Few people outside of the Washington, DC beltway of policy wonks knew about a workshop hosted by the Federal Trade Commission (FTC) on February 4th. I’m here to tell you that many more should have, most notably: patients. Even further, patients should have been invited to formally participate. Instead, they were not and the consequences have the potential to be harmful. The FTC workshop – which was held to explore competition issues involving biologic medicines and follow-on biologics (aka biosimilars) – was a clear example that the fight to include the patient perspective is needed now more than ever.
So what’s a biologic and a biosimilar? A biologic medicine is a large molecule typically made from living cells and used in the treatment, diagnosis or prevention of disease.

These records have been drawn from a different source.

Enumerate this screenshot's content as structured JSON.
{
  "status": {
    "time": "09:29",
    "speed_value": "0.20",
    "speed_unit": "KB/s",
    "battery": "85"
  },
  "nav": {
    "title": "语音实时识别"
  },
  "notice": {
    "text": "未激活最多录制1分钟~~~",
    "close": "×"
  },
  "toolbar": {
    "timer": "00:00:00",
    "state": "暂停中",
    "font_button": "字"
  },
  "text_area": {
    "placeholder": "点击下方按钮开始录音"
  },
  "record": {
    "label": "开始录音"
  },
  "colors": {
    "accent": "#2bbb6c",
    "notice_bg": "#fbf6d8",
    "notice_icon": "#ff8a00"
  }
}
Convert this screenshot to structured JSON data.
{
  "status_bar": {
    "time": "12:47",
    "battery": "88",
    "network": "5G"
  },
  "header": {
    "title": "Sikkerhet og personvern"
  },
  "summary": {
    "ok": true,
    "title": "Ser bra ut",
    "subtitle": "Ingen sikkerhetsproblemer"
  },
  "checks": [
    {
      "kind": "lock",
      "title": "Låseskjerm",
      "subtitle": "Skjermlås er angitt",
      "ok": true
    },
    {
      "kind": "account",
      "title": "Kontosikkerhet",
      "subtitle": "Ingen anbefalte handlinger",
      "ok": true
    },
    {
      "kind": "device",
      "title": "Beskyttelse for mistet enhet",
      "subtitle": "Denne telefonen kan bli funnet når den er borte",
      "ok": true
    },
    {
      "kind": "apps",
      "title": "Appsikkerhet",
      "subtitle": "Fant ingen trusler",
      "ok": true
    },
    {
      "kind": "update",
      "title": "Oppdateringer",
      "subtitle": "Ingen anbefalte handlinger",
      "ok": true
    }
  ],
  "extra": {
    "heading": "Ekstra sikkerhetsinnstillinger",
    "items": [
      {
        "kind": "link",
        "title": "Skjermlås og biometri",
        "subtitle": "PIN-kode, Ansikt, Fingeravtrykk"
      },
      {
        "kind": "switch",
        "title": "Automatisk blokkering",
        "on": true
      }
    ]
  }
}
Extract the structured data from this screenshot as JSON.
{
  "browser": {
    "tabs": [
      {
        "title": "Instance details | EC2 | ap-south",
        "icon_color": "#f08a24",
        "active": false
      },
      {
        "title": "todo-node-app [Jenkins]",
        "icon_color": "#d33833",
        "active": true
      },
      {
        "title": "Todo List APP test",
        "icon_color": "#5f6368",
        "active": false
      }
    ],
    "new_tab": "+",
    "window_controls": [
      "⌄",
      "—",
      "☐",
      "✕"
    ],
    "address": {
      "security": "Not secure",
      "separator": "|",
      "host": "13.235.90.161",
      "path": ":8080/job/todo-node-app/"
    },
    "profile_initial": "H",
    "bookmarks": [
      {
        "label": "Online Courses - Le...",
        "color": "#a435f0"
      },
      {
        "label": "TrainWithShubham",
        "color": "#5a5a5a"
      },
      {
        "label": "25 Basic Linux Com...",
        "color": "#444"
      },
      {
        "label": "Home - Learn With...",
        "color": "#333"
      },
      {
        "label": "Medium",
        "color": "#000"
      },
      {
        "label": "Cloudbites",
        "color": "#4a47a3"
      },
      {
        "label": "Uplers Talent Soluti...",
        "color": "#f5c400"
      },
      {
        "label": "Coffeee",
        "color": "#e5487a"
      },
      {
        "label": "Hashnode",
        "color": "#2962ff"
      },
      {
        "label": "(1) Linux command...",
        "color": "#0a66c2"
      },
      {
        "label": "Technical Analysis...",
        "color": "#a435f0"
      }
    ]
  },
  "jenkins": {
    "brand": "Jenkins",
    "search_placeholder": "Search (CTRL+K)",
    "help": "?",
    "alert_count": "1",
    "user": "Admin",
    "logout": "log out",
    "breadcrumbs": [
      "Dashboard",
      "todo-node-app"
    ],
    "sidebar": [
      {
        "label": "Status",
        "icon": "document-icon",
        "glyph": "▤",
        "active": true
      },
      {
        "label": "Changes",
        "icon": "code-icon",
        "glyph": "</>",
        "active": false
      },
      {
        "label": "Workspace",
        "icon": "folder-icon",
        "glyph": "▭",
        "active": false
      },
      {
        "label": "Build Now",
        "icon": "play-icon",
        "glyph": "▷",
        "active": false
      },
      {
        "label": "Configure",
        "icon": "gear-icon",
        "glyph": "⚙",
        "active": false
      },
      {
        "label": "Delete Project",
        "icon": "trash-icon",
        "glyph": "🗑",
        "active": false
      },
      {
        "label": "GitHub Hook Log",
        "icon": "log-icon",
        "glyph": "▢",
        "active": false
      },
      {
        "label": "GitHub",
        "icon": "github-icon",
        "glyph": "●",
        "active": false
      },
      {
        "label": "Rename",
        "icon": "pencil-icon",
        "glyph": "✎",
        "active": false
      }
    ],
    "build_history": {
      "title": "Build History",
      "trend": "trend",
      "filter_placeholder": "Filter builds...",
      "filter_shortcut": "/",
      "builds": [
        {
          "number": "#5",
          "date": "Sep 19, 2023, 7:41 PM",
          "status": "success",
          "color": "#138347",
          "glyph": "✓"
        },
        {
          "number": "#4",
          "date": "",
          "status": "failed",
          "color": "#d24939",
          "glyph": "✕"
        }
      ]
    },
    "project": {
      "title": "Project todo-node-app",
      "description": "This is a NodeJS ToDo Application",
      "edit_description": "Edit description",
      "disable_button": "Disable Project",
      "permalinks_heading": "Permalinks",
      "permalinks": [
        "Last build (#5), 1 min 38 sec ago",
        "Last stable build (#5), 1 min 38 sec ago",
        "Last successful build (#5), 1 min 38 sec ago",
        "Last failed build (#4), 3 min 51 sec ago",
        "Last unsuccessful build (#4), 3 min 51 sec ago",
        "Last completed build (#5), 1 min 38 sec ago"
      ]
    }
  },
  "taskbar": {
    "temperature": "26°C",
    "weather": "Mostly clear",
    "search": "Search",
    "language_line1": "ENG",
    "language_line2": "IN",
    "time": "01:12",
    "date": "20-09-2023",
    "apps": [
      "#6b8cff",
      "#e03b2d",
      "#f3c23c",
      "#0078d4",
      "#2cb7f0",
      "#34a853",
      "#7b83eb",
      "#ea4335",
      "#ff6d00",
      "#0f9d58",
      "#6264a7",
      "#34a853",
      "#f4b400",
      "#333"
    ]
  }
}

Biologic medicines include therapeutic proteins, DNA vaccines, monoclonal antibodies and fusion proteins. What you need to know is that these meds are extremely complex (often 200 to 1,000 times the size of your standard small molecule drugs). They are also highly sensitive, making them more difficult to characterize and produce.
Unlike generic medicines where the active ingredients are identical, biosimilars – by definition – are not likely to be identical to the originator biologic. They are similar, but not the same. Don’t get me wrong, biosimilars are great – we love them. Biosimilars hold great promise in their ability to increase access for patients to life-saving cutting edge therapies.
Back to the workshop. Why was the FTC involved on this issue and not the FDA? That’s the million dollar question. Here’s the short answer. In February 2012, the FDA issued three draft guidance documents on biosimilar product development to assist industry in developing such products in the United States. What, if any, additional guidance FDA may issue, and when, is uncertain. Consequently, that leaves a lot of grey area around an extremely impactful burgeoning market. Enter the FTC, and its interest to ensure that “anti-competitive” or “deceptive practices” don’t compromise a consumer’s ability to know which product he or she is prescribed.
What the FTC is really after here is whether a biosimilar that follows a biologic “reference product” (the innovator) ought to have the exact same name as that reference product. From the patient perspective, the answer is easy: no. Look at it this way; a human and a chimpanzee are 98.8% genetically similar. Do we have the same names? We are similar, but not the same.
In order to help inform their decision, the FTC invited many stakeholders to formally speak and weigh in on the topic. Innovator companies, biosimilar manufacturers, pharmacies, independent consultants, academics, prescription benefits managers and research analysts. Notice anyone missing? The end user, the consumer of the products that are being discussed; the patient! The FTC’s failure to include the patient perspective was absolutely unacceptable. As a result, valuable concerns and insights were lost:
- For patients, the core concerns are to safeguard safety and the physician-patient relationship.
- The physician-patient relationship is all about trust. Patients want to know that what they’re being prescribed is safe and effective.
- If a patient experiences an adverse event, side effect, or change in their condition, they want their physician to be able to quickly track which biologic or biosimilar medication was given.
- Patients want to have confidence that their biosimilars and biologic medications are distinguishable, so that they can know what they’re putting into their bodies. Is that so much to ask?
As patient advocates we need to have the opportunity to convey these perspectives to the decision makers. The perspectives that have come directly from you. When agencies like the FTC prevent patients and their advocates from sharing the personal point of view, the emphasis shifts from people to products. We as a community must be vigilant in preventing travesties like the one that took place at the FTC on February 4th.